The memoir concerns my introduction to tango and the months I spent in Argentina experiencing an intensive immersion in the deeper world of tango and Buenos Aires.

Q: Will these books include music?

A: Not an actual recording, but music is implied throughout both books by the illustrations done by my wife, the painter, Willow Bader. (You can see them on her website www.willowbader.com.)

Q: Why so much activity in Czech?

A: All of my books have had considerable success in the Czech Republic. I usually add that it must be that my editor and translator are much better writers than I am, but I’ll never really know because I don’t speak Czech. My Czech editor asked to premier the novel there. The new memoir is a companion to the novel – they go together – one fiction, one autobiography. You might say that the Czechs asked me to dance, and I dance with those who ask. The theater where the musical was performed was built by the grandfather of Václav Havel and he worked in it as a stagehand before going on to be the Prime Minister of the Czech Republic. Imagine that! It’s an honor to have my work staged there.  I lived in Prague for several weeks in 2013 – to see the play come to life, and to enjoy being in a country where I’ve previously spent most of my time only on book tours. It’s a country with deep soul and a long, long literary tradition.

Q: When will the new novel and memoir be available in English?

A: Out of frustration with the state of American publishing, I decided to make the novel and the memoir available to readers as a free download from my website. I want it read, so I decided to distribute it to readers. Go to the Home Page of robertfulghum.com, and click on the two downloads on the left hand side of the page. Some details about this are available in several journal postings on the site.

Q: So that means your readers are your publishers?

A: Yes, and I like that idea. Writing and reading are always a collaboration, and taking that collaboration one step further into publishing seemed a natural way to extend collaboration.

Q: What else is new?

A: I’ve been assembling a new collection of essays and stories. The complicating news is that there are enough pieces to make more than two books, not just one. And I still write regularly for my journal on this website.

Q: And so?

A: The next big editing task is to sort out the pile and come to some decision as to whether there will be one big book or two or what? I’m working on that this winter and making good progress.

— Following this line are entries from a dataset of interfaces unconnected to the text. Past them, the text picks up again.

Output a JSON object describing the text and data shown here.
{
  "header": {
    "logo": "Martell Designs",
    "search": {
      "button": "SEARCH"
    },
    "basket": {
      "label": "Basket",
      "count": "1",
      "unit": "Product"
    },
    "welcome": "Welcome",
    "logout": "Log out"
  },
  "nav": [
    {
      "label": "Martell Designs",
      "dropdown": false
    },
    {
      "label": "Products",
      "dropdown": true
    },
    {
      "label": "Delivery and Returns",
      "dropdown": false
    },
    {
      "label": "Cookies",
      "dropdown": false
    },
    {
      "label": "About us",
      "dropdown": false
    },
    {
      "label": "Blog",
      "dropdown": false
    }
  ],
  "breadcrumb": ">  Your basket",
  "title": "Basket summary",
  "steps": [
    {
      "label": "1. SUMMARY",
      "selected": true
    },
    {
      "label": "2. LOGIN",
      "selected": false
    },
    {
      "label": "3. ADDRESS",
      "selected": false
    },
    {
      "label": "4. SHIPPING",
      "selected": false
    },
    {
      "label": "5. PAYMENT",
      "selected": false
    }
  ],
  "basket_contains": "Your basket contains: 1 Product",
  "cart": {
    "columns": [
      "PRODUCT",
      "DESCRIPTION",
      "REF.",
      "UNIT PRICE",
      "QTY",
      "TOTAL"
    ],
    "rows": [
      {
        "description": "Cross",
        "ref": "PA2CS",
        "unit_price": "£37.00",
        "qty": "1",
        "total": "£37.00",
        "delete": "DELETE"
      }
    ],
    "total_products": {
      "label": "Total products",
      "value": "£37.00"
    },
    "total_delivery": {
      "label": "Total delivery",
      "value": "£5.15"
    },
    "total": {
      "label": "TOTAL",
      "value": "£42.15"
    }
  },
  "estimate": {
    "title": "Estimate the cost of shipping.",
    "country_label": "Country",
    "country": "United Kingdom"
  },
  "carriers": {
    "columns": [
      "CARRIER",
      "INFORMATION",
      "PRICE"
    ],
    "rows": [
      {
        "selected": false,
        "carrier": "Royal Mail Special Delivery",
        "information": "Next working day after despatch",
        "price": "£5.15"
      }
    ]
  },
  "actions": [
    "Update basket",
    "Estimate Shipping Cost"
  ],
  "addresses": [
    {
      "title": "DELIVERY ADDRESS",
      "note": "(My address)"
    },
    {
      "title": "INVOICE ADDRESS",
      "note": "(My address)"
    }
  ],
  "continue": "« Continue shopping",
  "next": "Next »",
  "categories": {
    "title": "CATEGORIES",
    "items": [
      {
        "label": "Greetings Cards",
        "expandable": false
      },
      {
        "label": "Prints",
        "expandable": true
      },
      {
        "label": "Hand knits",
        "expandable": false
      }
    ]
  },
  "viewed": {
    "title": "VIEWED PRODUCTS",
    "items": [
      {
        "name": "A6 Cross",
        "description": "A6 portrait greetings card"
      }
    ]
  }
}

Q: Title?

A: There are two working titles for the project. Either Kindling for the Fire or What I Learned After Kindergarten.

Q: Available?

A: Perhaps in early 2014 – and as long as I make the writing available as free downloads, I don’t have to hassle with the publishing world and its deadlines.

Q: Anything else that’s new?

A: I’m on Facebook and Twitter now – though I still find those social media sites perplexing. I’m just not very e-savvy. But someone else manages the site for me and makes it easy. I’ve also just bought my first cell phone – about which I have mixed feelings – but my wife finds my struggle with it amusing, and it’s worth the effort to just hear her laugh.

Q: So what’s next?

A: A friend asked me that recently. I do sense fresh ideas in the far back end of my mental workshop, so I answered that I have a title for a new book: “?!” – A question mark followed by an exclamation mark.

Q: What’s it about?

A: It’s hard to summarize at this point, but if you want to see what I’m up to, chapters are posted under the working title, Mender of Destinies at the top of my website homepage. The work grows as the inspiration comes and goes. Take a look at a work in progress.

Q: Anything new going on outside literature?

A: I signed on as a member of The Beat Goes On Marching Band of Portland, Oregon. A long-held dream come true. It’s a big, active band – 200 or so members on the roster. Because they are based in Oregon and I’m not, I don’t get to march and play as often as I’d like. Just two big parades and a park concert so far. But they are patiently willing to accommodate my irregularity and to indulge my fantasy of being in a band. I play percussion in what they call “The Trash Line” – big brass cymbals and sometimes tambourine. The Beat Goes On is a nice phrase for the sum of my life in the fall of 2013. Onward! is my mantra.